A 10-member Fairfax City task force spent a month writing an informational bulletin on the $15 million road bond referendum that will appear on the Nov. 3 ballot.

The city is proposing to widen a stretch of Rte. 123 (Chain Bridge Road) from two lanes to four and to convert portions of Chain Bridge Road and University Drive to one-way streets to help move traffic more quickly through the city.

The annual cost of the road bond would be $1.4 million, or 11.6 cents of the city's current residential and commercial tax rate of $1.08 per $100 of assessed value. For the owner of a $100,000 house, the payment on the bond would represent $116 of the $1,080 the homeowner is currently paying in yearly property taxes.

Diane Cabe, public information officer for the city, said approval of the referendum would not necessarily mean an increase in the property tax rate.

"It depends on the City Council. It can keep it {the rate} the same and just use a portion of the city's present revenues," Cabe said.

The plan to go before the voters would finance the widening of Chain Bridge Road from two lanes to four between Kenmore Drive and Warwick Avenue near Rte. 50. Rust Curve, a winding, wooded stretch of Chain Bridge Road just north of the downtown area, would be unchanged.

Chain Bridge Road and the parallel University Drive would be converted to one-way streets from Judicial Drive to Kenmore Drive. In addition, the 20-year bond issue would pay for extending Judicial Drive east to University Drive and for realigning Kenmore Drive to connect with Layton Hall Drive.

The bulletin, which is to be mailed to voters by Oct. 1, has three pages of factual information, a map of proposed route changes, and a list of the bond issue's pros and cons.

The City Council, in an attempt to keep the pamphlet objective, appointed people with diverse backgrounds to the Road Bond Task Force, with names coming from the Chamber of Commerce and civic associations.

Dr. Barrie Cook was elected chairman after his appointment as chairman pro-tem by the mayor. The group met every other week in six two-hour meetings from July 16 to Aug. 17.

"Our main problem, initially, was to remember that this was to be an unbiased report presenting the pros and cons. After we got over that hurdle, most of the problems were very minor," Cook said.

Cook said the group listened to several presentations from city officials, including the city engineer, the city financial officer and the acting director of public works. Also, the group went through city documents, including its Traffic and Transportation Study, the Chain Bridge Road Landscape Program and the results of an opinion survey by the city that was conducted by the Department of Community Development and Planning.

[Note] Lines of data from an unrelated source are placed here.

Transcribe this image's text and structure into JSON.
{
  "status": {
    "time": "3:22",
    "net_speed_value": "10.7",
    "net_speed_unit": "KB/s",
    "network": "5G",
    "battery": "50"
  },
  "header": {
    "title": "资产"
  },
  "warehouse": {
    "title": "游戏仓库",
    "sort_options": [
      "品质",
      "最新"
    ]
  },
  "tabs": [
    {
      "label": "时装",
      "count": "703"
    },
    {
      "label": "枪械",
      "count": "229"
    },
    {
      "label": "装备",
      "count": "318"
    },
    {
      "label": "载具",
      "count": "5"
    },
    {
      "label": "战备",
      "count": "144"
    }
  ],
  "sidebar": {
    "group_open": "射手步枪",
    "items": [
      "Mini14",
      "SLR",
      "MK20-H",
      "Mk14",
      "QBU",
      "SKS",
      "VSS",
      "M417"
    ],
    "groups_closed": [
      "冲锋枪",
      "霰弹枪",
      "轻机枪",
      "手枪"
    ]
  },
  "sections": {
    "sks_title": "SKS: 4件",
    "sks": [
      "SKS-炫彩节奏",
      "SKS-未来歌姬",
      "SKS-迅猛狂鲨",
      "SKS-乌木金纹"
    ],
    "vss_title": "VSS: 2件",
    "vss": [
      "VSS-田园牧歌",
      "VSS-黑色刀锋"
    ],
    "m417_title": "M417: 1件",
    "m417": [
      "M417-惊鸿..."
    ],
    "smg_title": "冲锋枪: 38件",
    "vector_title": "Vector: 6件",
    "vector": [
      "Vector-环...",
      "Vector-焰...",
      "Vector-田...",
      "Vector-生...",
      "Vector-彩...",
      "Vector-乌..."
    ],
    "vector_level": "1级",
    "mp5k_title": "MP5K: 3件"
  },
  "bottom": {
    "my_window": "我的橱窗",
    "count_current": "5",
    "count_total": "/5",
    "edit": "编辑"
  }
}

Also, group members looked at the minutes, summaries and videotapes of the public hearings and read briefs of City Council members' opinions. Members of the task force were Cook, Cabe, Claudia Lewis, Thad Murray, Edward S. Miller, Joseph L. Vignes, Walter E. Duka, Edward M. Keefe, Thomas M. Bacon and William Wunderlich.